From speaking from the mountain to crawling in the trenches. As pastors we can speak from on high like a Moses. I believe the model of the 21stcentury will be more like a Joshua than a Moses. We will have to get dirty in our city – know the needs of our city and the gifts of our people. A pastor becomes the connector-releaser. If you don’t know your city, if you don’t know your people – all you can do is exegete Scripture for self improvement. If you know your city, exegesis becomes truth that determines and undergirds what God has called everyone to do. The pastor should know more about their city than anyone else.

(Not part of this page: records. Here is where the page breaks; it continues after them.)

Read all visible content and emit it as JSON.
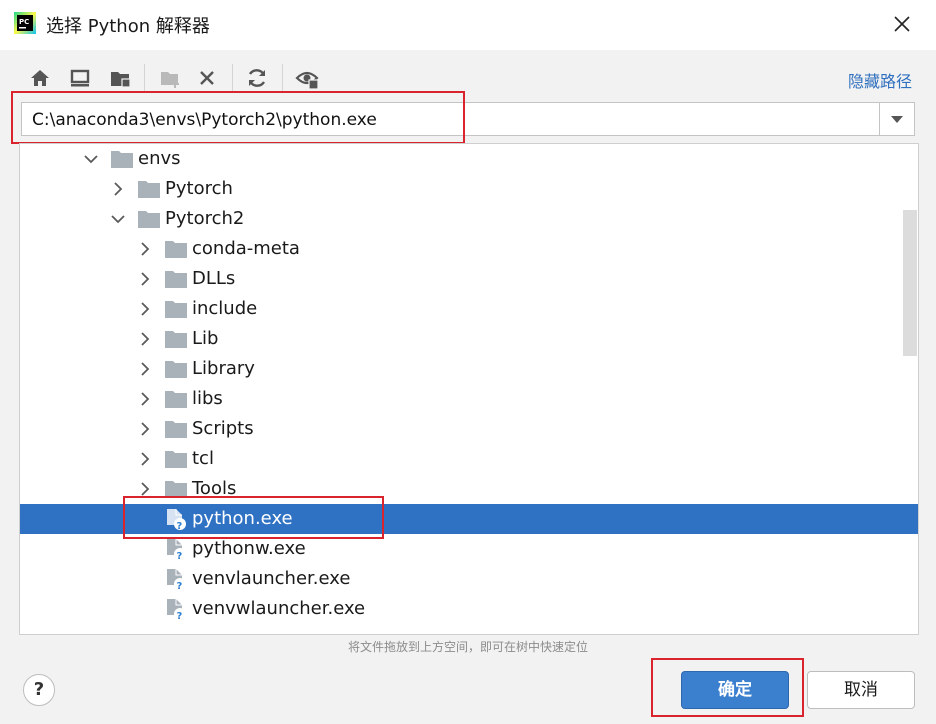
{
  "window": {
    "title": "选择 Python 解释器",
    "app_icon": "pycharm-icon",
    "close_icon": "close-icon"
  },
  "toolbar": {
    "buttons": [
      "home-icon",
      "desktop-icon",
      "project-folder-icon",
      "new-folder-icon",
      "delete-icon",
      "refresh-icon",
      "show-hidden-icon"
    ],
    "hide_path_label": "隐藏路径"
  },
  "path": {
    "value": "C:\\anaconda3\\envs\\Pytorch2\\python.exe"
  },
  "tree": {
    "nodes": [
      {
        "label": "envs",
        "type": "folder",
        "expanded": true
      },
      {
        "label": "Pytorch",
        "type": "folder",
        "expanded": false
      },
      {
        "label": "Pytorch2",
        "type": "folder",
        "expanded": true
      },
      {
        "label": "conda-meta",
        "type": "folder",
        "expanded": false
      },
      {
        "label": "DLLs",
        "type": "folder",
        "expanded": false
      },
      {
        "label": "include",
        "type": "folder",
        "expanded": false
      },
      {
        "label": "Lib",
        "type": "folder",
        "expanded": false
      },
      {
        "label": "Library",
        "type": "folder",
        "expanded": false
      },
      {
        "label": "libs",
        "type": "folder",
        "expanded": false
      },
      {
        "label": "Scripts",
        "type": "folder",
        "expanded": false
      },
      {
        "label": "tcl",
        "type": "folder",
        "expanded": false
      },
      {
        "label": "Tools",
        "type": "folder",
        "expanded": false
      },
      {
        "label": "python.exe",
        "type": "file",
        "selected": true
      },
      {
        "label": "pythonw.exe",
        "type": "file"
      },
      {
        "label": "venvlauncher.exe",
        "type": "file"
      },
      {
        "label": "venvwlauncher.exe",
        "type": "file"
      }
    ]
  },
  "hint": "将文件拖放到上方空间，即可在树中快速定位",
  "buttons": {
    "help": "?",
    "ok": "确定",
    "cancel": "取消"
  },
  "colors": {
    "selection": "#2f72c4",
    "accent": "#3b7fcf",
    "annotation": "#d9232d",
    "link": "#2f6fbf"
  }
}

From being the keeper of status quo to being a culture creator. I’m as guilty as any pastor – I want to get the systems and processes in place and keep them oiled and greased and moving so things keep moving forward. I have to remind myself sometimes what moving forward is. It isn’t just doing the same old things better. It isn’t just measuring more of the same old metrics. Being a culture creator happens when people are inspired, equipped, and released to fulfill what God is doing and those stories start emerging. I’ll never forget when we came up with our T-model of discipleship – our members came up with it. One of them said, “It isn’t a class or simply your teaching that brought us to this – it was the culture that was created.” I didn’t have a sermon series on culture creation. There was no intentionality to create a culture- but what I did was encourage people to move forward with using their jobs to serve Jesus and others and the result was that created culture. Instead of having “church” projects it became “disciple” engagement – and that little difference made all the difference.


Bob Roberts

Bob Roberts

Bob is the founder, senior leader, and chief spokesman for . His primary focus is to connect leaders and estabish relationships to explore transformation. Follow Bob on Twitter at @bobrobertsjr.